Iowa used to have some of the best pheasant hunting in the world. Today, the bird’s numbers have collapsed to the second lowest number on record.
While the disappearance of these birds is caused by a number of factors, the biggest is habitat loss. As more land goes under the plow, there are fewer places for the pheasants.
This same phenomenon is now underway in South Dakota. In his post Big Changes on the Prairie, writer John Pollmann talks about what he’s seeing in his home state and how it’s laying waste to what used to be one of the greatest places in the world to hunt wild birds. If you care about hunting wild birds, I encourage you to read the excerpt below and click through to the rest of his piece.

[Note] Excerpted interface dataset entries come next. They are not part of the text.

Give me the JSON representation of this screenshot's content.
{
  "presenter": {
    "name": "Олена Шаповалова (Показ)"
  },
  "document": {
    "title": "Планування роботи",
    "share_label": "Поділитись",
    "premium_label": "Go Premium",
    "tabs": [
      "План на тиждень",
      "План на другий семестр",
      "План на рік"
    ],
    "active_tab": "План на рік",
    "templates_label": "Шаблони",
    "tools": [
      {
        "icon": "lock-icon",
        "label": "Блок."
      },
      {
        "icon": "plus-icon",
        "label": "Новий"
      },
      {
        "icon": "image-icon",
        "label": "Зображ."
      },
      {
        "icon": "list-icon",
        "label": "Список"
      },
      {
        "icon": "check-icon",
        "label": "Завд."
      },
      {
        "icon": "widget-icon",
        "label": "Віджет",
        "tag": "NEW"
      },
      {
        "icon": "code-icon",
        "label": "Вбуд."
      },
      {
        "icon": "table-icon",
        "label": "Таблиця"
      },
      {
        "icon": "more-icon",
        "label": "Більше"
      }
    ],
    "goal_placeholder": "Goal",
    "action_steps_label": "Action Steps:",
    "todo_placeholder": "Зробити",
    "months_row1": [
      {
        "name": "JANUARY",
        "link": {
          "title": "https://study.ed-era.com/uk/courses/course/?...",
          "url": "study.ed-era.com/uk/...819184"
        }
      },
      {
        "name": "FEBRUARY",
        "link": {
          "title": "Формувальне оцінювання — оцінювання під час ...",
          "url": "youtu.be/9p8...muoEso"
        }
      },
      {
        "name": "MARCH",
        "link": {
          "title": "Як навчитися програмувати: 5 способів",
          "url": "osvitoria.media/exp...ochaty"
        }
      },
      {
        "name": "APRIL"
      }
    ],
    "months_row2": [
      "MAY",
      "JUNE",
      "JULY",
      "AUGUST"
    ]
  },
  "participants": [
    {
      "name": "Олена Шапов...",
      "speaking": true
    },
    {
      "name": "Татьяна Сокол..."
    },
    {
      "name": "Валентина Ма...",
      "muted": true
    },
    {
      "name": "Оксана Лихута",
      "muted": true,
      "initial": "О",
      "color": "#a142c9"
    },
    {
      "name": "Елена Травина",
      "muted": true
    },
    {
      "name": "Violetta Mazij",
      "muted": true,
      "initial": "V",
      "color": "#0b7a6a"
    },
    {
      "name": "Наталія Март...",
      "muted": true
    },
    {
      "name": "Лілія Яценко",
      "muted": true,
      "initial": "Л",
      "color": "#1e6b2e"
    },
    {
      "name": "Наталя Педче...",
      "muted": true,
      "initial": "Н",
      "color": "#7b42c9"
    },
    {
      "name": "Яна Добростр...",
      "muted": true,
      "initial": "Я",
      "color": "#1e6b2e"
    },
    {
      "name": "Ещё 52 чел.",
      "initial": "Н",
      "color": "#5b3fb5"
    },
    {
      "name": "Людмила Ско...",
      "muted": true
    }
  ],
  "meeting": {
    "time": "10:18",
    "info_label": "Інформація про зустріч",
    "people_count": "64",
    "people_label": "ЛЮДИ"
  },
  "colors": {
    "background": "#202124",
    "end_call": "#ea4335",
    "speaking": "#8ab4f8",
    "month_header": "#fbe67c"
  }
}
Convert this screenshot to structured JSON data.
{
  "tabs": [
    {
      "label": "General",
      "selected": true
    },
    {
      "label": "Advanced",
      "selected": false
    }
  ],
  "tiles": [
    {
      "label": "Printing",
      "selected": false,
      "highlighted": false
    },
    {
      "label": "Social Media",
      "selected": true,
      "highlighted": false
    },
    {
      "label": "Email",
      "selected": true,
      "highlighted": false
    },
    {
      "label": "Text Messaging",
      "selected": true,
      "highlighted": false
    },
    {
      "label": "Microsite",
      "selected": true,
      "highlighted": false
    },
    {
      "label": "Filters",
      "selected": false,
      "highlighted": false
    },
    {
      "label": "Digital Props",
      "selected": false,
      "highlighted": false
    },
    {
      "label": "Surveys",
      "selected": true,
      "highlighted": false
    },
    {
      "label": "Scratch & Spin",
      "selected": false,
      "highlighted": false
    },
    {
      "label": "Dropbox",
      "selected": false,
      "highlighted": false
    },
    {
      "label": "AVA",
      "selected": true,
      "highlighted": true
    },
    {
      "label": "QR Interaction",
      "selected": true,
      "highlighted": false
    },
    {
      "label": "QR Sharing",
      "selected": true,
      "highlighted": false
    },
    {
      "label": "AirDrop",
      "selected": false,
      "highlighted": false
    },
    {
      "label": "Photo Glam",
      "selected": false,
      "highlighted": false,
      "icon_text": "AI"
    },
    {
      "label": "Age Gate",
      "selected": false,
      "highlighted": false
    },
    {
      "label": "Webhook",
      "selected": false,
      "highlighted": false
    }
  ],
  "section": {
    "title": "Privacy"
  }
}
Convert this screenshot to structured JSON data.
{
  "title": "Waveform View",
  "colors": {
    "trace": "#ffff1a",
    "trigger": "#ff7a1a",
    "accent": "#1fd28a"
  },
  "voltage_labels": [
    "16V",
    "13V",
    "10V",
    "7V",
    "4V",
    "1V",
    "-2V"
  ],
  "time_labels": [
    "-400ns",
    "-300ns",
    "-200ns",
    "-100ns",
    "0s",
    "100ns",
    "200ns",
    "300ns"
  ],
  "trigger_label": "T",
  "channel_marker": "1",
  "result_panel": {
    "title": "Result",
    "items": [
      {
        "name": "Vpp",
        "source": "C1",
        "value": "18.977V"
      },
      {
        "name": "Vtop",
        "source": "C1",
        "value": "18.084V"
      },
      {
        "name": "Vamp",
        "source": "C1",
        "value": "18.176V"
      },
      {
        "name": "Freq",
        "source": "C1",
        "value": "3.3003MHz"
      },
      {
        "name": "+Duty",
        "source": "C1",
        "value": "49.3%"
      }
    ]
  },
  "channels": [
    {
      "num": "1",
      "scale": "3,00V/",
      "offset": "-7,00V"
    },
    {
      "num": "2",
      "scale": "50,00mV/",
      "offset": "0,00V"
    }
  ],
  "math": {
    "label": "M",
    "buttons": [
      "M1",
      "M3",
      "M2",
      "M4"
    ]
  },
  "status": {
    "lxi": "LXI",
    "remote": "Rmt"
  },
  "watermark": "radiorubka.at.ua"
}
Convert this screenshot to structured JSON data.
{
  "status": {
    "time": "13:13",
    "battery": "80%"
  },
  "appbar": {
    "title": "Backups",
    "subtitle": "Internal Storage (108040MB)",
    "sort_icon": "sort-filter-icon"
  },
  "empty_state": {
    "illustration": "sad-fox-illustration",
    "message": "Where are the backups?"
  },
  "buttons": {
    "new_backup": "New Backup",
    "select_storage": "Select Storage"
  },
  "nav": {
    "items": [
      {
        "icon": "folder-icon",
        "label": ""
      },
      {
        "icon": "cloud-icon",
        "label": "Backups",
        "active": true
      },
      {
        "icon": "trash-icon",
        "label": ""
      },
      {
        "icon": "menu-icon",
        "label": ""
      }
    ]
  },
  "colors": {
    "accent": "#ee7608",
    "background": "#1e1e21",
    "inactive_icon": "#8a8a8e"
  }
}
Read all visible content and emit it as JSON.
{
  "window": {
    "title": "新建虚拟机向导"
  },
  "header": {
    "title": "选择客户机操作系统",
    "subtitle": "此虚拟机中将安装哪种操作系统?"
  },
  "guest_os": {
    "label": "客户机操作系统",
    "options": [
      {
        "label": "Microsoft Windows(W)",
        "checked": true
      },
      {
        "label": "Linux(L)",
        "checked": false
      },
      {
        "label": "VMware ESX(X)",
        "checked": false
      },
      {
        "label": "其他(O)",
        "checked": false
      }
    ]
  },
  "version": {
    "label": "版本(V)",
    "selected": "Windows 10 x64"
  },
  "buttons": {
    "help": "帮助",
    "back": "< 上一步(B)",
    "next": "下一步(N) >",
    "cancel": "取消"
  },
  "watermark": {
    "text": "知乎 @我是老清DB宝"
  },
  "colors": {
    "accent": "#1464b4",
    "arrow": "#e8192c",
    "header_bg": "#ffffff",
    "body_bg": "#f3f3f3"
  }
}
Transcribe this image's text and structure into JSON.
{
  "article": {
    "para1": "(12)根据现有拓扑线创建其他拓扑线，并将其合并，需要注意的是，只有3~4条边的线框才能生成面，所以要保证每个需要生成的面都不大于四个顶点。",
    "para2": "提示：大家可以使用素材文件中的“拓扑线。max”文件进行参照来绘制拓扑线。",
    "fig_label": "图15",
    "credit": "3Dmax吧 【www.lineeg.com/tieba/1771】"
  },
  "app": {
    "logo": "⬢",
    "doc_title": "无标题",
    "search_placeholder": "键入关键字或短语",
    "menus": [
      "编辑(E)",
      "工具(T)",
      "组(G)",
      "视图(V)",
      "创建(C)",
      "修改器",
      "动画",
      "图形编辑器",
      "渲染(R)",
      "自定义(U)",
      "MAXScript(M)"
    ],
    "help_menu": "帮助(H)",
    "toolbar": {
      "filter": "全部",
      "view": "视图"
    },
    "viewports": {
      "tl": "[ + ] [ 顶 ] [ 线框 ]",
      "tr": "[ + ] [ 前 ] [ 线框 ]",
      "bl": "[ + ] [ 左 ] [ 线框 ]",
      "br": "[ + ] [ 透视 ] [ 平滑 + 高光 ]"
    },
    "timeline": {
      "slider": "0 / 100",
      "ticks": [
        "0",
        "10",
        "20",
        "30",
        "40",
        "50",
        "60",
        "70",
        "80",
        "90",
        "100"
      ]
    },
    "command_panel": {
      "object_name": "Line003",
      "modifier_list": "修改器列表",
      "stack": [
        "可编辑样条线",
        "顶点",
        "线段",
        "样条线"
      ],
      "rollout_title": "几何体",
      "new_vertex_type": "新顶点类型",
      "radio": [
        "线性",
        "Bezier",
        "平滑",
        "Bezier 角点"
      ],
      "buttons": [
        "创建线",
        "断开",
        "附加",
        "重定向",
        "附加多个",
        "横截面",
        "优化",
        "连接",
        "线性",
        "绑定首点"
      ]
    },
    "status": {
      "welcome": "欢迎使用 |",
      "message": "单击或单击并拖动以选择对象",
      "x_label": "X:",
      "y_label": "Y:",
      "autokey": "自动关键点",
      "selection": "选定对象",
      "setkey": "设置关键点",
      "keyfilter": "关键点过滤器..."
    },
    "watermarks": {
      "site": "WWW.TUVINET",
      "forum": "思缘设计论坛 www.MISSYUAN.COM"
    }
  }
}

“The majority of South Dakota lies covered in snow these days – welcome precipitation for a state that has been locked in a drought for more than a year.
I count myself among most South Dakotans who enjoy having snow around, as long as it stays in one place. Those moments are fleeting however, as our big prairie sky is almost always producing a big prairie wind. Give us all a day or two of blowing snow, and we soon begin to long for spring.
Invariably, when South Dakota is gripped by a frozen blast of cold and snow, my mind drifts to those pioneers who settled this land in the latter half of the 19th century. How did they make it through the winter on a treeless prairie? And when those first warm southerly breezes arrived in March, what possessed them to stay?
The U.S. Government was probably thinking the same thing when it doled out land to those individuals from around the world who took advantage of the Homestead Act and other land acts. Part of the agreement was that for a 160 acre claim, a person had to work the land, build a house and live on the homestead for five years.” Read the rest here.